Those who make it into Europe alive mostly arrive in Italy and Greece, where their fingerprints are recorded on the EURODAC system. This biometric technology records fingerprints onto a European database, and is used to enforce the Dublin II convention, which stipulates that refugees must claim asylum in the first European country that they arrive in, which serves to shield the rich northern countries from “unmanageable” levels of migration by deporting them all to the south. Despite deportation being outlawed by the UN 1951 Refugee convention, the EU both deports refugees to their countries of origin, or uses internal deportation to keep them out of the rich north. Deportation is deadly; however not only by returning political dissidents to the arms of dictatorships – in 2010 an Angolan man named Jimmy Mubenga died on BA flight 77, due to send him from Heathrow to Angola. G4S private security guards suffocated him while he resisted, screaming “they are going to kill me.” To this date, none of his guards have been charged with any offense.  Internal deportation can be just as deadly, the fascist group Golden Dawn is now so powerful in Greece that the US Embassy warns its citizens visiting Greece of “unprovoked harassment and violent attacks against persons who, because of their complexion, are perceived to be foreign migrants”.  There are regular cases of migrants who commit suicide rather than suffer deportation. 

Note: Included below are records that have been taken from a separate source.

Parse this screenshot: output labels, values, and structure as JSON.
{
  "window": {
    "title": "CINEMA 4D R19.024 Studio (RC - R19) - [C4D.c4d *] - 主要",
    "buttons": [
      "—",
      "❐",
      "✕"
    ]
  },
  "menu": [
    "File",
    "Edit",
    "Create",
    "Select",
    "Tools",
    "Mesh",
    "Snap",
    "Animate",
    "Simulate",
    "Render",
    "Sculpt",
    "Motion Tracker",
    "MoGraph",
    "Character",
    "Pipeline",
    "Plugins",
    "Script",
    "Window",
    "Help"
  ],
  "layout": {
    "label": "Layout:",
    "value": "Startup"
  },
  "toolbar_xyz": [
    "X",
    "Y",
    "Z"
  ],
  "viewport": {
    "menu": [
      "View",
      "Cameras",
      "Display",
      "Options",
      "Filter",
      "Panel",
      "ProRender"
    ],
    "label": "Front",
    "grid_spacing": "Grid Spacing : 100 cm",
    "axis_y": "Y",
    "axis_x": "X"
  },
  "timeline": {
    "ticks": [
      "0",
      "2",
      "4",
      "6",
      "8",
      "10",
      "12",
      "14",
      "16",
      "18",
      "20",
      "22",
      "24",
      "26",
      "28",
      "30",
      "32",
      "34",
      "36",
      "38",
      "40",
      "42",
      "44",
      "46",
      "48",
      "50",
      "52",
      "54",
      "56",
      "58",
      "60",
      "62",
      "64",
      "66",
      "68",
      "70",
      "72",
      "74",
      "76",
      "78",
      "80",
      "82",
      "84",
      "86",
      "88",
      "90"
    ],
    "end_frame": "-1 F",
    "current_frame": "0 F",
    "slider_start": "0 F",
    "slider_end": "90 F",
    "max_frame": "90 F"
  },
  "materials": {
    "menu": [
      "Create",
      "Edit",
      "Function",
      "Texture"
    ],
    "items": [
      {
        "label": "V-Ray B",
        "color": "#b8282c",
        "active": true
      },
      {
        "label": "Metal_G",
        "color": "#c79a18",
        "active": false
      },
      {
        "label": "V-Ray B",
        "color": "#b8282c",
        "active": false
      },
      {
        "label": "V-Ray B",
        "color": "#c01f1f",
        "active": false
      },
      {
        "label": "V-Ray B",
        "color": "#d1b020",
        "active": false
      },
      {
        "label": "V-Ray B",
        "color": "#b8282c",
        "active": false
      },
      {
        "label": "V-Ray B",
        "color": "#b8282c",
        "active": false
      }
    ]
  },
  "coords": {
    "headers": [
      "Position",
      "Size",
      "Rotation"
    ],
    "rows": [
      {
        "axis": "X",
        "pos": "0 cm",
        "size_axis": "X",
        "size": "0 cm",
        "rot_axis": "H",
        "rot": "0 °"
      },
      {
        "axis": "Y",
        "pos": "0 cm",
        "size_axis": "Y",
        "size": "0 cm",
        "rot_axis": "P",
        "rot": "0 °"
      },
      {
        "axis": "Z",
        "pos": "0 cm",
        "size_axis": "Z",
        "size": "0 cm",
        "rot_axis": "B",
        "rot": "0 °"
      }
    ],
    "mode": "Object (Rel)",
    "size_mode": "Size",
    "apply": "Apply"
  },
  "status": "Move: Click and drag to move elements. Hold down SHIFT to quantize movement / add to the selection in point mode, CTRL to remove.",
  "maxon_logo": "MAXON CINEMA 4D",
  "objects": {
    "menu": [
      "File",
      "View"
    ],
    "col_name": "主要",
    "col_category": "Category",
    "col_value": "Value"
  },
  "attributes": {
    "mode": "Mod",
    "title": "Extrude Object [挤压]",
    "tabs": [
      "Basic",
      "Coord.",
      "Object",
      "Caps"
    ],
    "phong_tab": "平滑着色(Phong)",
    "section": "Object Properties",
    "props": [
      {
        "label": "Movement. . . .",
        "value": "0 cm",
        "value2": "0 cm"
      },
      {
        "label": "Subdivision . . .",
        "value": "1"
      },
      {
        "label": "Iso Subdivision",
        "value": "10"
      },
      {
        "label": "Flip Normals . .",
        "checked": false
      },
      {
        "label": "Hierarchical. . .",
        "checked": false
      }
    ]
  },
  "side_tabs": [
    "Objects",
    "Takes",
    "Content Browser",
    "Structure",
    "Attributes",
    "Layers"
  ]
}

The situation is no better in the detention centres. Although the exact conditions vary from country to country, human rights abuse is routine. The list of abuses tend to include racist treatment from prison guards, lack of respect for halal dietary preferences, denial of access to legal counsel, unprovoked attacks on prisoners and poor conditions overflowing centres.  The very use of detention centres for people who have committed no wrongdoing criminalises immigrants. If a refugee can bet past the external frontiers and avoid being trapped on the Dublin II conveyor belt, then she must face other borders; the ingrained racism in European society and social exclusion and depravation of minority groups that refugees are struggling to even join. 
The EU operates on the assumption of deterrence. “If we are tough enough then they will go somewhere else” However many of these refugees are from the most tyrannical dictatorships and the most blighted warzones; Eritrea, Sudan, Iran, Afghanistan or Syria. Tough migration policy will never deter them; it will only enter the EU into a race to the bottom against dictatorships. Meanwhile migrants are completely excluded from the public sphere – suicide, mental health problems and self-harm are all too common. Refugees in the EU are fighting for their survival – only time will tell whether they can improve their position in Europe, the continent of “peace, reconciliation, democracy and human rights.”